Getting started

The objective of this tutorial is to give a basic idea of how Octopus works.

Generating the input file

With a text editor, create a text file called inp containing the following text:

CalculationMode = gs

 'H' | 0 | 0 | 0

Spacing = 0.25 * angstrom
Radius = 4.0 * angstrom

This is the simplest example of an Octopus input file:

The reason this input file can be so simple is that Octopus comes with default values for the simulation parameters, and a set of default pseudopotentials for several elements (for properly converged calculations you might need to adjust these parameters, though).

To get a general idea of the format of the Octopus input file, go and read the page about the Input file in the manual.

The documentation for each input variable can be found in the variable reference online, and can also be accessed via the oct-help utility.

Running Octopus

Once you have written your input file, run the octopus command (using mpirun and perhaps a job script if you are using the parallel version). If everything goes correctly, you should see several lines of output in the terminal (if you don’t, there must be a problem with your installation). As this is probably the first time you run Octopus, we will examine the most important parts of the output.

Be aware that the precise values you find in the output might differ from the ones in the tutorial text. This can be due to updates in the code, or also changes in the compilation and run configuration.

Just running the command octopus will write the output directly to the terminal. To have a saved copy of the output, it is generally advisable to redirect the output into a file, and to capture the standard error stream as well, which can be done like this: octopus &> log . That would create a file called log containing all output including warnings and errors in their context.

Analyzing the results

After finishing the calculation you will find a series of files in the directory you ran:

% ls
  exec inp restart static

For the moment we will ignore the ‘‘‘exec’’’ and ‘‘‘restart’’’ directories and focus on the static/info file, which contains the detailed results of the ground-state calculation. If you open that file, first you will see some parameters of the calculations (that we already got from the output) and then the calculated energies and eigenvalues in Hartrees:

Eigenvalues [H]
 #st  Spin   Eigenvalue      Occupation
   1   --    -0.233108       1.000000

Energy [H]:
      Total       =        -0.44662938
      Free        =        -0.44662938
      Ion-ion     =         0.00000000
      Eigenvalues =        -0.23310828
      Hartree     =         0.28436697
      Int[n*v_xc] =        -0.30453467
      Exchange    =        -0.19392286
      Correlation =        -0.03976595
      vanderWaals =         0.00000000
      Delta XC    =         0.00000000
      Entropy     =         1.38629436
      -TS         =        -0.00000000
      Photon ex.  =         0.00000000
      Kinetic     =         0.41886422
      External    =        -0.91617152
      Non-local   =         0.00000000
      Int[n*v_E]  =         0.00000000

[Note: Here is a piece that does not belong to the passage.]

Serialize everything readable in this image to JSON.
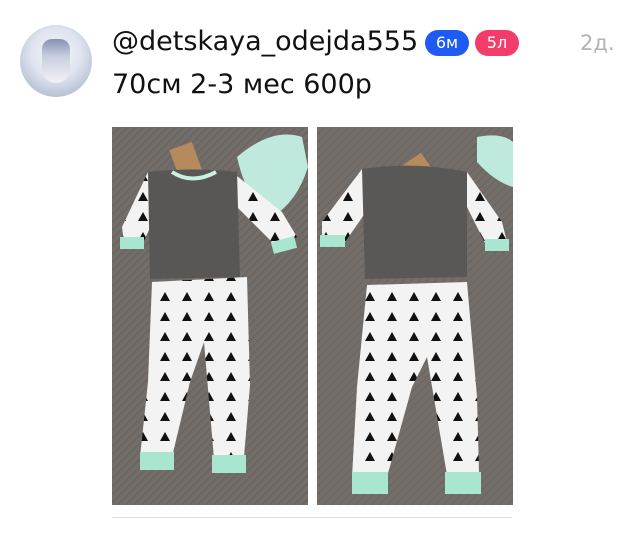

Since by default Octopus does a spin-unpolarized density-functional-theory calculation with the local-density approximation, our results differ from the exact total energy of 0.5 H. Our exchange-correlation functional can be set by the variable XCFunctional, using the set provided by the libxc library.


If you want to improve the LDA results, you can try to repeat the calculation with spin-polarization:

 SpinComponents = spin_polarized

And if you want to obtain the exact Schödinger equation result (something possible only for very simple systems like this one) you have to remove the self-interaction error (a problem of the LDA). Since we only have one electron the simplest way to do it for this case is to use independent electrons:

 TheoryLevel = independent_particles

A more general way would be to include self-interaction correction.